    (Georgia Institute of Technology, 2019-08-22) Edwards, W. Keith ; Mynatt, Elizabeth D. ; Trent, Tim ; Morshed, Mehrab Bin ; Sherman, Jihan ; Glass, Lelia ; Partridge, Andrew ; Swarts, Matthew E. ; Georgia Institute of Technology. GVU Center ; Georgia Institute of Technology. School of Interactive Computing

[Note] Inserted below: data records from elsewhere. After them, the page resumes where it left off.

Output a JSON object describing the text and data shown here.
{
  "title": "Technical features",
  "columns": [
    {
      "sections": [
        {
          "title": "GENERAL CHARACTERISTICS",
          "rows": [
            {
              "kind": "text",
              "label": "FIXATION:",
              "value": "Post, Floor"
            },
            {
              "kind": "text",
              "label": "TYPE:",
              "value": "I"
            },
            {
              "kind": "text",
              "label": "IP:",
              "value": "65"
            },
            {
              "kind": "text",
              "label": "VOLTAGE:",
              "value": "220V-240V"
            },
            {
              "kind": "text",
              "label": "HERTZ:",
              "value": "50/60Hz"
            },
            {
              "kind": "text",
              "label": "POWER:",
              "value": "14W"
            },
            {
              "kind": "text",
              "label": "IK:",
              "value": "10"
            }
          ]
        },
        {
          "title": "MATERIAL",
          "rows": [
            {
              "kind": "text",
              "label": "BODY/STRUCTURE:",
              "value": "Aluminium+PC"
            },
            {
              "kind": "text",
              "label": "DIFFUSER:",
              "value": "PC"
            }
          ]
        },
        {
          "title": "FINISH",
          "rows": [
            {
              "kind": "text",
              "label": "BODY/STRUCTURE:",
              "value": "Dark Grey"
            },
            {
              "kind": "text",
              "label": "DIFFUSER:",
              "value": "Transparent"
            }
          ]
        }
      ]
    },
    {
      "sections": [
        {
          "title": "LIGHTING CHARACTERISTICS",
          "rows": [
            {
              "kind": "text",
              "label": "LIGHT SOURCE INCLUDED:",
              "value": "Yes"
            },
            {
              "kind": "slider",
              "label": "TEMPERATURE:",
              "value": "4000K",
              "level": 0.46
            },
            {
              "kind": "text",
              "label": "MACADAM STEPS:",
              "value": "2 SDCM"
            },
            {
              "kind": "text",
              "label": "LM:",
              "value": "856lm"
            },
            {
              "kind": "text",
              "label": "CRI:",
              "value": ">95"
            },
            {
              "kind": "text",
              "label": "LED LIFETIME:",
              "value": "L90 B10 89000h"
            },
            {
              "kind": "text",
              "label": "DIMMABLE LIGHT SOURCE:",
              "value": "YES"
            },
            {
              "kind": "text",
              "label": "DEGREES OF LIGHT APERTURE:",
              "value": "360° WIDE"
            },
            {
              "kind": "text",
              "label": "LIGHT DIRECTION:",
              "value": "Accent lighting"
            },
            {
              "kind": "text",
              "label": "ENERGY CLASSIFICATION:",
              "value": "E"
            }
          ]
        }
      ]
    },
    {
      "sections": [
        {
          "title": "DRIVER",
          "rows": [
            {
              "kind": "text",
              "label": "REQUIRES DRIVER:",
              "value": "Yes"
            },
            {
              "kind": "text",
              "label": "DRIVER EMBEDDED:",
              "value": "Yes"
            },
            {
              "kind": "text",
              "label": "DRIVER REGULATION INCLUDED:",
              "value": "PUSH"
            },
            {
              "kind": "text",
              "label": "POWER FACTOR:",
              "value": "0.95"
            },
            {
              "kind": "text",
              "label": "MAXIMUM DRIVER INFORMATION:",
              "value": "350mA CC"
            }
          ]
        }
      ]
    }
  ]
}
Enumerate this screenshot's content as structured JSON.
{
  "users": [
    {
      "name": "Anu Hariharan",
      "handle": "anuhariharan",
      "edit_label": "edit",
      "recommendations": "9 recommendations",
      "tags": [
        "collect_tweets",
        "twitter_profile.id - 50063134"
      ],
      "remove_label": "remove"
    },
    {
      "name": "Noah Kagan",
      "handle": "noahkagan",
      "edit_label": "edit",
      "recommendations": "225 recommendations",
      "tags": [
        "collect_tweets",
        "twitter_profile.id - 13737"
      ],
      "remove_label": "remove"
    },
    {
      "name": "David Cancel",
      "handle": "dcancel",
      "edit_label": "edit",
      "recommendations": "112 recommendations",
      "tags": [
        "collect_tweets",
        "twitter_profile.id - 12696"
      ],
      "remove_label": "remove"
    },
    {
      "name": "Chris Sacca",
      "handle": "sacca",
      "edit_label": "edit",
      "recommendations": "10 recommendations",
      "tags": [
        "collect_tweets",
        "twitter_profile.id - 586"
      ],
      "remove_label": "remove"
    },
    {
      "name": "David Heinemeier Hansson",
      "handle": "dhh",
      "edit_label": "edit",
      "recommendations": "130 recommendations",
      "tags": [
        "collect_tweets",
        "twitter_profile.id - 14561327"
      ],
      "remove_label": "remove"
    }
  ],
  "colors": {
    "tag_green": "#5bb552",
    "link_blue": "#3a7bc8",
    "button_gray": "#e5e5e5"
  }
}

    In the first GVU Brown Bag Seminar of the academic year, Keith Edwards, GVU Center Director and Professor of Interactive Computing, will kick off our talk series with an overview of the GVU Center detailing its unique resources and opportunities, and previewing some of the events coming up this semester. Come, enjoy lunch, and learn about some of the ways you can connect with GVU. Also, each year, the GVU Center and IPaT announce funding for the Research and Engagement Grants, which support early stage work by Georgia Tech researchers. This year’s winners will give brief overviews of the work they will be doing over the coming academic year.